The Food and Agriculture Organization of the United Nations (FAO) pointed out that global food prices are rising at the fastest pace in 10 years, aggravating the plight of the most vulnerable group of countries already suffering from the Wuhan pneumonia (new coronavirus disease, Covid-19) epidemic, and China’s massive purchase of basic food is one of the reasons for this wave of soaring food prices.

“AFP” reported on the 2nd, according to the United Nations Food and Agriculture Organization information, food prices in May this year than the same period last year nearly 40% higher, is the largest increase since September 2011; to 12 months as the basis for calculation, corn, soybean prices are soaring, up 88%, 73%, cereals and dairy prices also rose 38% The price of sugar and meat rose by 34% and 10% respectively. This is obviously very worrying,” said Arif Husain, the organization’s chief economist.

As for the reason for the rise in food prices, French economist Philippe Chalmin bluntly pointed to China, which is buying basic foodstuffs such as rapeseed, grains and meat in a big way, “it’s really China that is fuelling this wave of food price increases. Other reasons for the rise in food prices include the drought in Brazil, a rebound in oil prices and soaring shipping costs.

The FAO fears that higher food prices will increase social instability in countries already in political turmoil, as the spike in basic food prices between 2007 and 2008 triggered riots in some cities around the world and peaked between 2010 and ’11, when the “Arab Spring” revolutions were a major threat to the economy.

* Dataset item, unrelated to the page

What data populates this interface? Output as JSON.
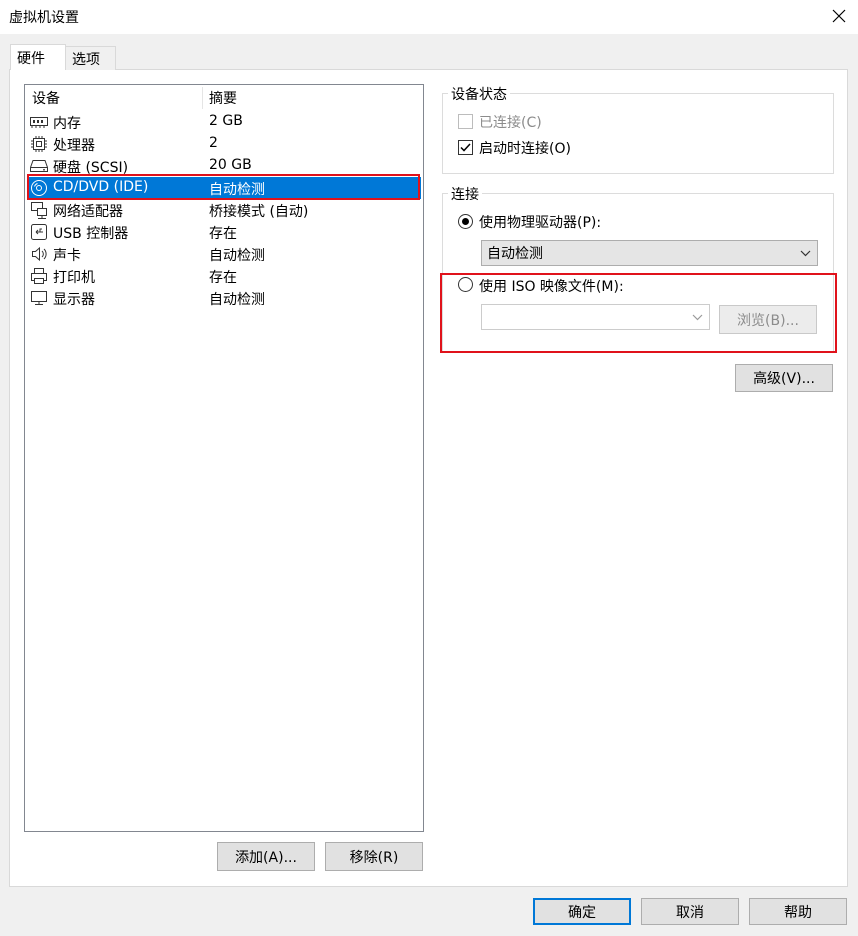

Food prices peaked in 2010-11 and played a role as a harbinger of the then “Arab Spring” revolutionary wave.

FAO Deputy Director of Trade and Markets Josef Schmidhuber believes that food prices will remain high this year, especially if oil prices rise, and FAO economist Abdolreza Abbassian said, “The future of food markets will be more volatile than in the past. “